“For women using autologous eggs, the live birth rate is equivalent, if not better, following frozen embryo transfers compared to fresh embryo transfers,” said senior author Janis H. Fox, MD, attending reproductive endocrinologist in the Brigham’s Center for Infertility and Reproductive Surgery. “However, we noticed that when using fresh donor eggs, frozen embryo transfers seemed to be associated with lower live birth rates compared to fresh embryo transfers. Our study confirms this suspicion and provides important insight for assisted reproduction physicians and the women they treat.”
The difference — a 56.6 percent live birth rate for fresh embryos versus 44 percent for frozen embryos — is clinically and statistically significant, according to Dr. Fox and first author Iris Insogna, MD, MBE, a fellow in reproductive endocrinology and infertility.
In addition to the primary outcome of live birth rate, the study’s secondary outcomes were clinical pregnancy rate and miscarriage rate. Clinical pregnancy rates were 66.7 percent following fresh embryo transfer versus 54.2 percent following frozen embryo transfer. Miscarriage rates were essentially the same between both groups: 9.3 percent with fresh embryos versus 9.4 percent with frozen.
Analyzing Embryo Transfer Cycles Among 33,000+ Women
To conduct the study, Drs. Fox and Insogna, along with Brigham colleagues, analyzed data from the Society for Assisted Reproductive Technology (SART). These data capture information from 370 in vitro fertilization (IVF) clinics across the United States and represents over 95 percent of all IVF cycles in the country.
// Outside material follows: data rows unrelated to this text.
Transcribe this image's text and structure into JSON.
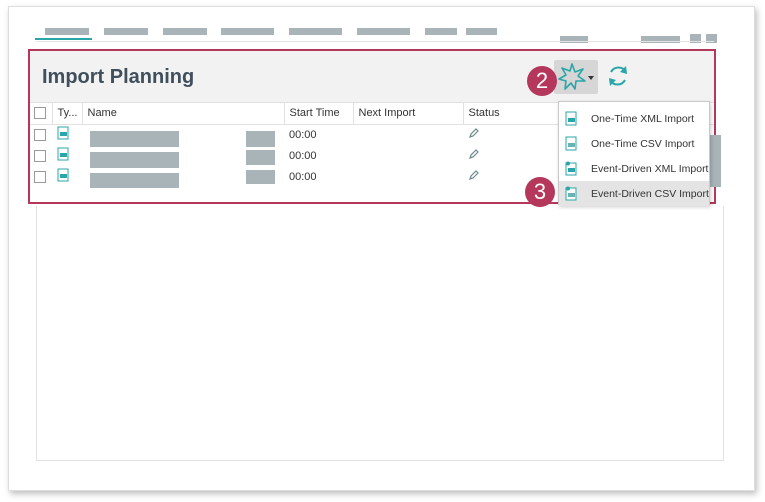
{
  "panel": {
    "title": "Import Planning",
    "badges": {
      "step_add": "2",
      "step_menu": "3"
    }
  },
  "table": {
    "headers": [
      "Ty...",
      "Name",
      "Start Time",
      "Next Import",
      "Status"
    ],
    "rows": [
      {
        "start_time": "00:00"
      },
      {
        "start_time": "00:00"
      },
      {
        "start_time": "00:00"
      }
    ]
  },
  "menu": {
    "items": [
      {
        "label": "One-Time XML Import",
        "icon": "xml-file-icon"
      },
      {
        "label": "One-Time CSV Import",
        "icon": "csv-file-icon"
      },
      {
        "label": "Event-Driven XML Import",
        "icon": "event-xml-file-icon"
      },
      {
        "label": "Event-Driven CSV Import",
        "icon": "event-csv-file-icon",
        "highlighted": true
      }
    ]
  },
  "colors": {
    "accent": "#2aa6a9",
    "highlight_border": "#b5385c",
    "title": "#3f4f5c"
  }
}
The study focused on SART data from 51,942 embryo transfer cycles among 33,863 women undergoing assisted reproduction using fresh donor eggs. Although much of the SART data is available to the public at www.sart.org, researchers must apply to SART to gain access to the granular data needed to conduct studies such as this one. Dr. Fox called the extensive SART data set “an incredibly valuable resource to answer questions such as ours.”
A Rise in Frozen Embryo Transfers
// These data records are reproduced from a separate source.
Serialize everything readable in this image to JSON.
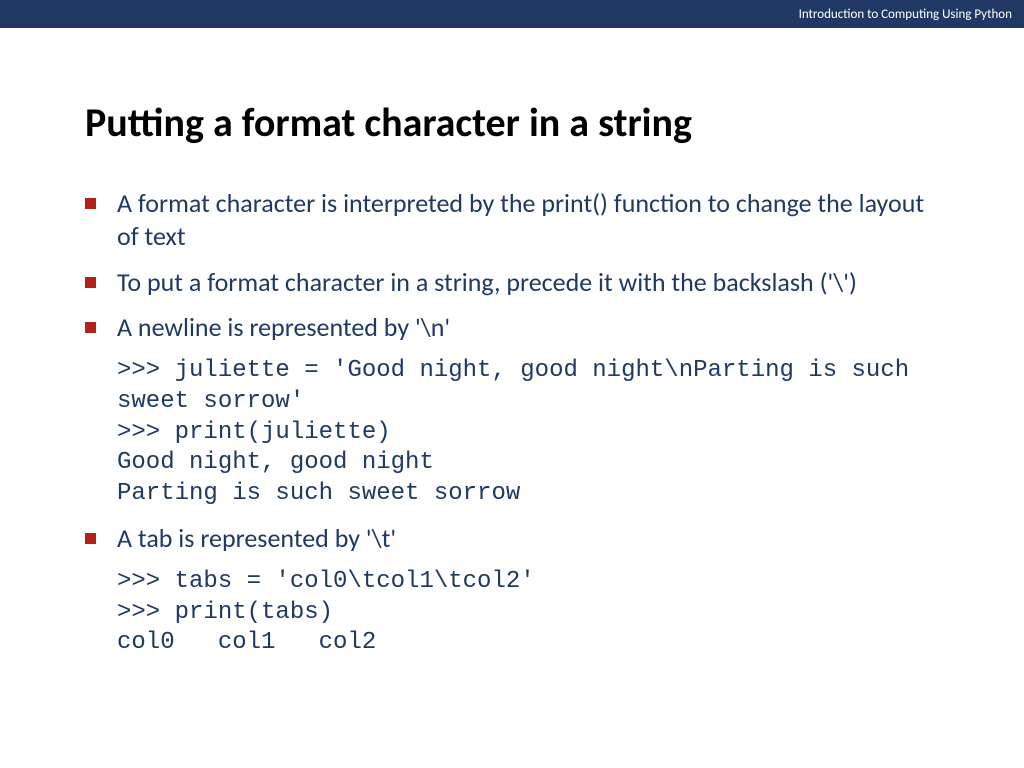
{
  "header": {
    "course": "Introduction to Computing Using Python"
  },
  "title": "Putting a format character in a string",
  "bullets": {
    "b1": "A format character is interpreted by the print() function to change the layout of text",
    "b2": "To put a format character in a string, precede it with the backslash ('\\')",
    "b3": "A newline is represented by '\\n'",
    "b4": "A tab is represented by '\\t'"
  },
  "code": {
    "block1": ">>> juliette = 'Good night, good night\\nParting is such sweet sorrow'\n>>> print(juliette)\nGood night, good night\nParting is such sweet sorrow",
    "block2": ">>> tabs = 'col0\\tcol1\\tcol2'\n>>> print(tabs)\ncol0   col1   col2"
  }
}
Among women using freshly retrieved donor eggs, frozen embryo transfers have become increasingly popular. Dr. Insogna noted that this trend is due in part to the fact that fresh embryo transfers in women using fresh donor eggs are logistically complicated, requiring perfect synchronization between preparation of the recipient’s uterus and the egg donor’s follicular stimulation.
In addition, the increased use of frozen embryos is possibly related to the growing utilization of preimplantation genetic testing to ensure the embryo has the correct number of chromosomes (a process that necessitates freezing the embryos while awaiting the results).
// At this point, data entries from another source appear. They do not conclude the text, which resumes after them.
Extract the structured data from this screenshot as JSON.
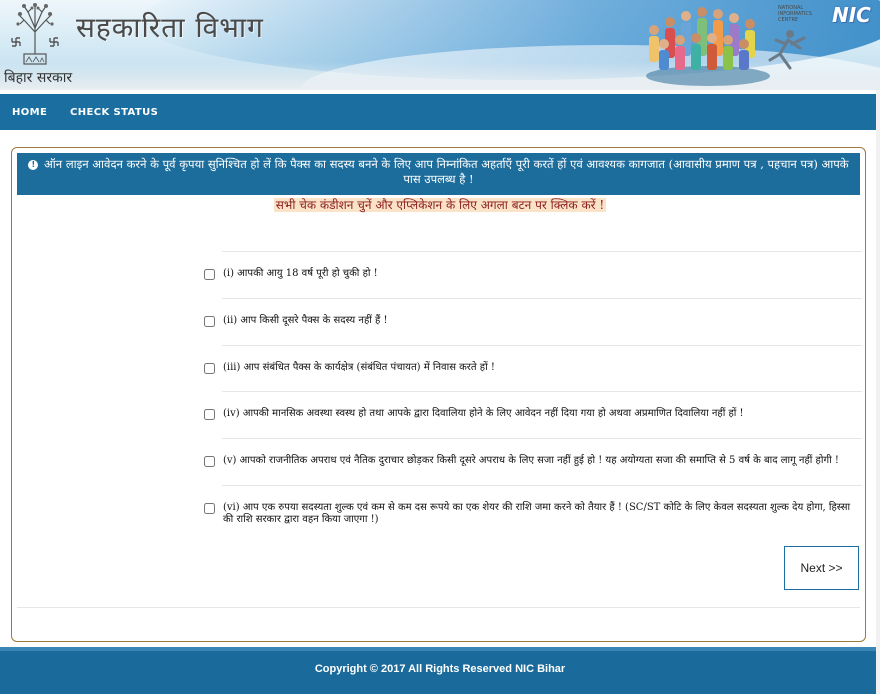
{
  "header": {
    "state_name": "बिहार सरकार",
    "department_title": "सहकारिता विभाग",
    "nic_small_text": "NATIONAL INFORMATICS CENTRE",
    "nic_mark": "NIC",
    "icons": [
      "bihar-emblem-icon",
      "people-illustration-icon",
      "nic-logo-icon"
    ]
  },
  "nav": {
    "items": [
      {
        "label": "HOME"
      },
      {
        "label": "CHECK STATUS"
      }
    ]
  },
  "main": {
    "alert_icon": "info-circle-icon",
    "alert_text": "ऑन लाइन आवेदन करने के पूर्व कृपया सुनिश्चित हो लें कि पैक्स का सदस्य बनने के लिए आप निम्नांकित अहर्ताएँ पूरी करतें हों एवं आवश्यक कागजात (आवासीय प्रमाण पत्र , पहचान पत्र) आपके पास उपलब्ध है !",
    "instruction": "सभी चेक कंडीशन चुनें और एप्लिकेशन के लिए अगला बटन पर क्लिक करें !",
    "conditions": [
      {
        "text": "(i) आपकी आयु 18 वर्ष पूरी हो चुकी हो !",
        "checked": false
      },
      {
        "text": "(ii) आप किसी दूसरे पैक्स के सदस्य नहीं हैं !",
        "checked": false
      },
      {
        "text": "(iii) आप संबंधित पैक्स के कार्यक्षेत्र (संबंधित पंचायत) में निवास करते हों !",
        "checked": false
      },
      {
        "text": "(iv) आपकी मानसिक अवस्था स्वस्थ हो तथा आपके द्वारा दिवालिया होने के लिए आवेदन नहीं दिया गया हो अथवा अप्रमाणित दिवालिया नहीं हों !",
        "checked": false
      },
      {
        "text": "(v) आपको राजनीतिक अपराध एवं नैतिक दुराचार छोड़कर किसी दूसरे अपराध के लिए सजा नहीं हुई हो ! यह अयोग्यता सजा की समाप्ति से 5 वर्ष के बाद लागू नहीं होगी !",
        "checked": false
      },
      {
        "text": "(vi) आप एक रुपया सदस्यता शुल्क एवं कम से कम दस रूपये का एक शेयर की राशि जमा करने को तैयार हैं ! (SC/ST कोटि के लिए केवल सदस्यता शुल्क देय होगा, हिस्सा की राशि सरकार द्वारा वहन किया जाएगा !)",
        "checked": false
      }
    ],
    "next_button": "Next >>"
  },
  "footer": {
    "copyright": "Copyright © 2017 All Rights Reserved NIC Bihar"
  },
  "colors": {
    "nav_bg": "#1b6fa0",
    "alert_bg": "#1c6d9c",
    "instruction_highlight": "#fbe3c7",
    "panel_border": "#9b7b3d",
    "footer_bg": "#1a6b9b"
  }
}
“We have a fantastic cryopreservation program here at the Brigham. For women using fresh donor eggs, both fresh and frozen embryos are associated with excellent live birth rates,” Dr. Insogna said. “Our study helps provide evidence-based guidance for women contemplating their assisted reproduction options and gives physicians a valuable counseling tool to help their fresh donor egg recipients make the most informed decisions.”
Dr. Insogna added that while the practice of genetically testing embryos has gained in popularity, a recent randomized controlled trial found that for women under the age of 35, transferring genetically tested embryos showed no benefit. This JAMA study of embryos generated from fresh donor eggs found that live birth rates were higher following the transfer of untested fresh embryos, even when compared with the transfer of tested frozen embryos that were known to contain the normal number of chromosomes.
In addition, some patients might find the complexities involved in synchronizing the recipient’s uterine lining with the egg donor’s stimulation in order to enable a fresh embryo transfer to be burdensome. However, this study suggests patients should be counseled that by electively freezing all of their embryos, they may compromise their chances of a live birth. Given the expense of fresh donor egg cycles (as much as $40,000), this study provides useful data to help inform these nuanced clinical decisions.